None of the pictures should be copied, though every line of the listing must be printed exactly.
START Material provided
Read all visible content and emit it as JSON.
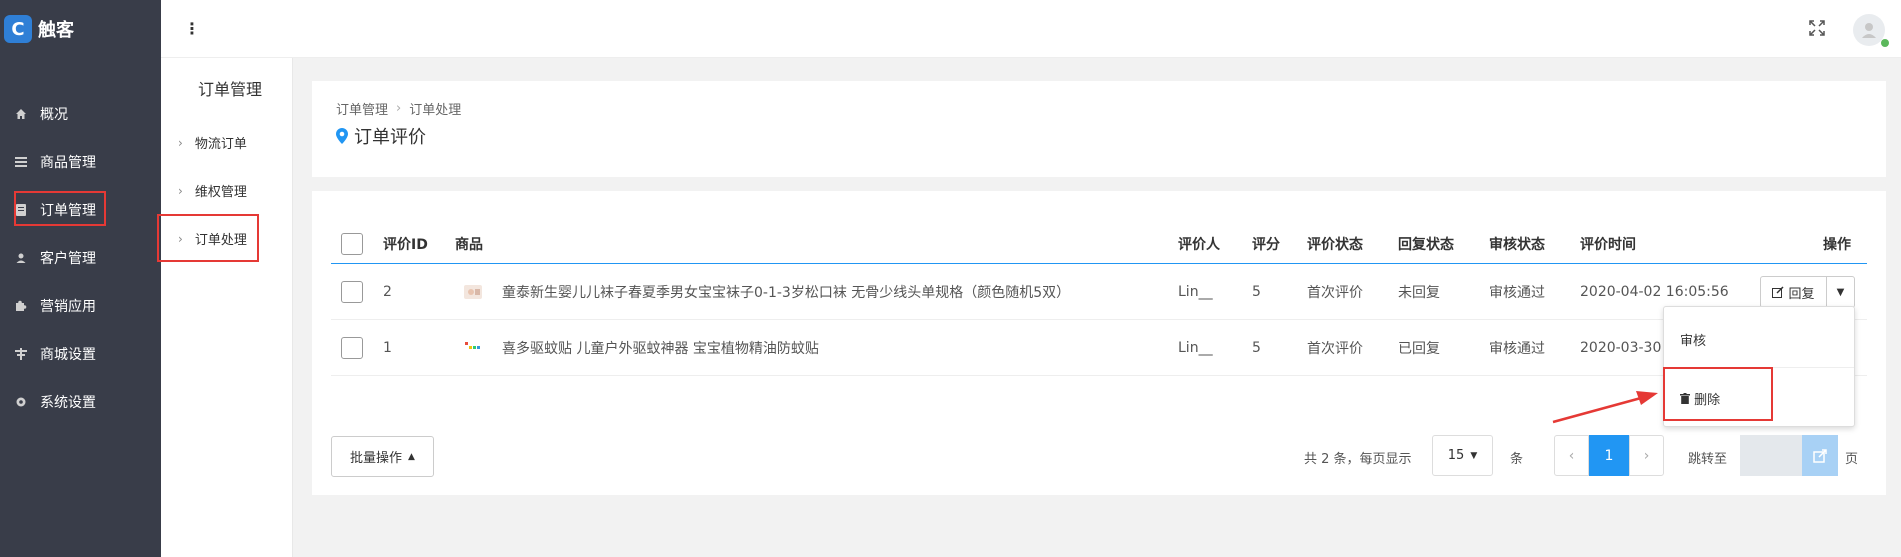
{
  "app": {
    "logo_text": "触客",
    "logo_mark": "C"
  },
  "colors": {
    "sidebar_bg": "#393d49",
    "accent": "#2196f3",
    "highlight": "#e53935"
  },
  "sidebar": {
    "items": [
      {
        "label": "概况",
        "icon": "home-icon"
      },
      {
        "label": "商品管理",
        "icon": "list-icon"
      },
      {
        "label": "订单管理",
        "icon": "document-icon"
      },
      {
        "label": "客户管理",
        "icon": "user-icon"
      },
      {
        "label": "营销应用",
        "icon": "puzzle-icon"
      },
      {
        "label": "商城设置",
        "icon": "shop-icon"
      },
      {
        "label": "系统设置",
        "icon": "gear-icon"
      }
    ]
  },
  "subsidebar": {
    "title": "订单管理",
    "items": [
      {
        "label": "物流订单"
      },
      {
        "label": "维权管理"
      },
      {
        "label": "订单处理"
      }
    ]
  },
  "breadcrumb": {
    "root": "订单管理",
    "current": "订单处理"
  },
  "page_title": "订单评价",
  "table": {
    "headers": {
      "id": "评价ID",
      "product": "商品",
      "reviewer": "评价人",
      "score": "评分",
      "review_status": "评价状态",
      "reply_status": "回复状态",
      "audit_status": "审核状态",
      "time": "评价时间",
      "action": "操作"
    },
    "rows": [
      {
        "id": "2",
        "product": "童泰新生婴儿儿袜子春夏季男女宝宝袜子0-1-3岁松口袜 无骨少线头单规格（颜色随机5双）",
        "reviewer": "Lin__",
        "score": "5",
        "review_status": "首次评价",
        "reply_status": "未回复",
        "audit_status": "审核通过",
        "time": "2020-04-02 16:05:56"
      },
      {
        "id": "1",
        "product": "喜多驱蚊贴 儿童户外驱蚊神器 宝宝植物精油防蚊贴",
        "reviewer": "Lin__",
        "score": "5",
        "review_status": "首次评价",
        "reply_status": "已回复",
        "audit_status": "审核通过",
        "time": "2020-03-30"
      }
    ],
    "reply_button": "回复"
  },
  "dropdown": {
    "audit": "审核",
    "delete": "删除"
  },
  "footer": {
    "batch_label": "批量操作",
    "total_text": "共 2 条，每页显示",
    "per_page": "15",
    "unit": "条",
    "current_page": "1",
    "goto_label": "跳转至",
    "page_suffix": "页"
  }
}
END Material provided
■ Finished task
Read all visible content and emit it as JSON.
{
  "app": {
    "logo_text": "触客",
    "logo_mark": "C"
  },
  "colors": {
    "sidebar_bg": "#393d49",
    "accent": "#2196f3",
    "highlight": "#e53935"
  },
  "sidebar": {
    "items": [
      {
        "label": "概况",
        "icon": "home-icon"
      },
      {
        "label": "商品管理",
        "icon": "list-icon"
      },
      {
        "label": "订单管理",
        "icon": "document-icon"
      },
      {
        "label": "客户管理",
        "icon": "user-icon"
      },
      {
        "label": "营销应用",
        "icon": "puzzle-icon"
      },
      {
        "label": "商城设置",
        "icon": "shop-icon"
      },
      {
        "label": "系统设置",
        "icon": "gear-icon"
      }
    ]
  },
  "subsidebar": {
    "title": "订单管理",
    "items": [
      {
        "label": "物流订单"
      },
      {
        "label": "维权管理"
      },
      {
        "label": "订单处理"
      }
    ]
  },
  "breadcrumb": {
    "root": "订单管理",
    "current": "订单处理"
  },
  "page_title": "订单评价",
  "table": {
    "headers": {
      "id": "评价ID",
      "product": "商品",
      "reviewer": "评价人",
      "score": "评分",
      "review_status": "评价状态",
      "reply_status": "回复状态",
      "audit_status": "审核状态",
      "time": "评价时间",
      "action": "操作"
    },
    "rows": [
      {
        "id": "2",
        "product": "童泰新生婴儿儿袜子春夏季男女宝宝袜子0-1-3岁松口袜 无骨少线头单规格（颜色随机5双）",
        "reviewer": "Lin__",
        "score": "5",
        "review_status": "首次评价",
        "reply_status": "未回复",
        "audit_status": "审核通过",
        "time": "2020-04-02 16:05:56"
      },
      {
        "id": "1",
        "product": "喜多驱蚊贴 儿童户外驱蚊神器 宝宝植物精油防蚊贴",
        "reviewer": "Lin__",
        "score": "5",
        "review_status": "首次评价",
        "reply_status": "已回复",
        "audit_status": "审核通过",
        "time": "2020-03-30"
      }
    ],
    "reply_button": "回复"
  },
  "dropdown": {
    "audit": "审核",
    "delete": "删除"
  },
  "footer": {
    "batch_label": "批量操作",
    "total_text": "共 2 条，每页显示",
    "per_page": "15",
    "unit": "条",
    "current_page": "1",
    "goto_label": "跳转至",
    "page_suffix": "页"
  }
}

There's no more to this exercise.